To what extent does Tobler's 1st law of geography apply to macroecology? A case study using American palms (Arecaceae)
1 Department of Biological Sciences, University of Aarhus, Build. 1540, DK-8000 Aarhus C., Denmark
2 Department of Wildlife Ecology and Biodiversity, National Environmental Research Institute, University of Aarhus, Grenaavej 12, Kalø, DK-8410, Denmark
BMC Ecology 2008, 8:11 doi:10.1186/1472-6785-8-11Published: 22 May 2008
Tobler's first law of geography, 'Everything is related to everything else, but near things are more related than distant things' also applies to biological systems as illustrated by a general and strong occurrence of geographic distance decay in ecological community similarity. Using American palms (Arecaceae) as an example, we assess the extent to which Tobler's first law applies to species richness and species composition, two fundamental aspects of ecological community structure. To shed light on the mechanisms driving distance decays in community structure, we also quantify the relative contribution of geographic distance per se and environmental changes as drivers of spatial turnover in species richness and composition.
Across the Americas, similarity in species composition followed a negative exponential decay curve, while similarity in species richness exhibited a parabolic relationship with geographic distance. Within the four subregions geographic distance decays were observed in both species composition and richness, though the decays were less regular for species richness than for species composition. Similarity in species composition showed a faster, more consistent decay with distance than similarity in species richness, both across the Americas and within the subregions. At both spatial extents, geographic distance decay in species richness depended more on environmental distance than on geographic distance, while the opposite was true for species composition. The environmentally complex or geographically fragmented subregions exhibited stronger distance decays than the more homogenous subregions.
Similarity in species composition exhibited a strong geographic distance decay, in agreement with Tobler's first law of geography. In contrast, similarity in species richness did not exhibit a consistent distance decay, especially not at distances >4000 kilometers. Therefore, the degree to which Tobler's first law of geography applies to community structure depends on which aspect hereof is considered – species composition or species richness. Environmentally complex or geographically fragmented regions exhibited the strongest distance decays.
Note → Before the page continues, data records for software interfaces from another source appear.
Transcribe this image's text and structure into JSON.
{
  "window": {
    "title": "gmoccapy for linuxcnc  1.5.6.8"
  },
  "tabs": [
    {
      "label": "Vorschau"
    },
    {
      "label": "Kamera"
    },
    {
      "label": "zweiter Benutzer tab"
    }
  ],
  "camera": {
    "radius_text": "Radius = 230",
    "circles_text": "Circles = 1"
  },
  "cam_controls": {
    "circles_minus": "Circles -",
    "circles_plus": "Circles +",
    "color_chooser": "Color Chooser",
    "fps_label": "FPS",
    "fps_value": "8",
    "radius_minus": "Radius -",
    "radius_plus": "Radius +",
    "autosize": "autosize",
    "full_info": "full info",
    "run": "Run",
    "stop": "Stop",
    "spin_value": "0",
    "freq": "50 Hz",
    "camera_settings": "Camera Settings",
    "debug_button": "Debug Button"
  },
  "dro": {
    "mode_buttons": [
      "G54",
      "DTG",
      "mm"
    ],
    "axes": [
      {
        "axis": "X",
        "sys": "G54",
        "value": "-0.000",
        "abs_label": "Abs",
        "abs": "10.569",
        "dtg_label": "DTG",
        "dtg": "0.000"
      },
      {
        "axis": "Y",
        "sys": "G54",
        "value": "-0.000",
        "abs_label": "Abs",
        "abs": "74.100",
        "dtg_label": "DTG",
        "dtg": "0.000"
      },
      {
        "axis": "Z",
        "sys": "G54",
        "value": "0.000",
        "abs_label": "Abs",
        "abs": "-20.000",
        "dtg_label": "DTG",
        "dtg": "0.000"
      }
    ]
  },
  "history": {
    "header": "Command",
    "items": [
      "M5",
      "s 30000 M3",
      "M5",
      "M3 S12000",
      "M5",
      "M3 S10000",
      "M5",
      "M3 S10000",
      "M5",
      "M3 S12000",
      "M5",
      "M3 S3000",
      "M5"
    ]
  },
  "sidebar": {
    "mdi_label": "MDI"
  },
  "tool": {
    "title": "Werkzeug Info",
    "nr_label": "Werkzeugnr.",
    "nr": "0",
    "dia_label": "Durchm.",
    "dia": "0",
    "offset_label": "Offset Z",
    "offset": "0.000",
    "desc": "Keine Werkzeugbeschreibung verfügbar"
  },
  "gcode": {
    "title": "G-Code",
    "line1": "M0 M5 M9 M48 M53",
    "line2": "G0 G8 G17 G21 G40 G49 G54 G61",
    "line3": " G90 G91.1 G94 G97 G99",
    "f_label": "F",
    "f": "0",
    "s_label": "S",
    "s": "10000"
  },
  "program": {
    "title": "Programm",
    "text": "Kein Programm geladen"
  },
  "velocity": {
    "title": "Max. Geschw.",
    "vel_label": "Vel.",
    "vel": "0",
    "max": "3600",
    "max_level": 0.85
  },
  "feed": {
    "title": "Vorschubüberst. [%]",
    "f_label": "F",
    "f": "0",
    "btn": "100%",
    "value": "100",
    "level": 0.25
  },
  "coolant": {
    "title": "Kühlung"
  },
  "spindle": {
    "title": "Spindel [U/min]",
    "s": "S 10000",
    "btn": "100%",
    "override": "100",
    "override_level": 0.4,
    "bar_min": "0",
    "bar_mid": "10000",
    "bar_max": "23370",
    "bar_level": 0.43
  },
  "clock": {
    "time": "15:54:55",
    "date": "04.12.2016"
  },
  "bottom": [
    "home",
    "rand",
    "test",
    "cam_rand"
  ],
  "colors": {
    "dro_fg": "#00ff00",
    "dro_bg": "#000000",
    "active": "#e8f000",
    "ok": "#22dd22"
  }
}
We conclude that Tobler's law may be most applicable when dispersal is a strong determinant of spatial turnover and less so when environmental control predominates.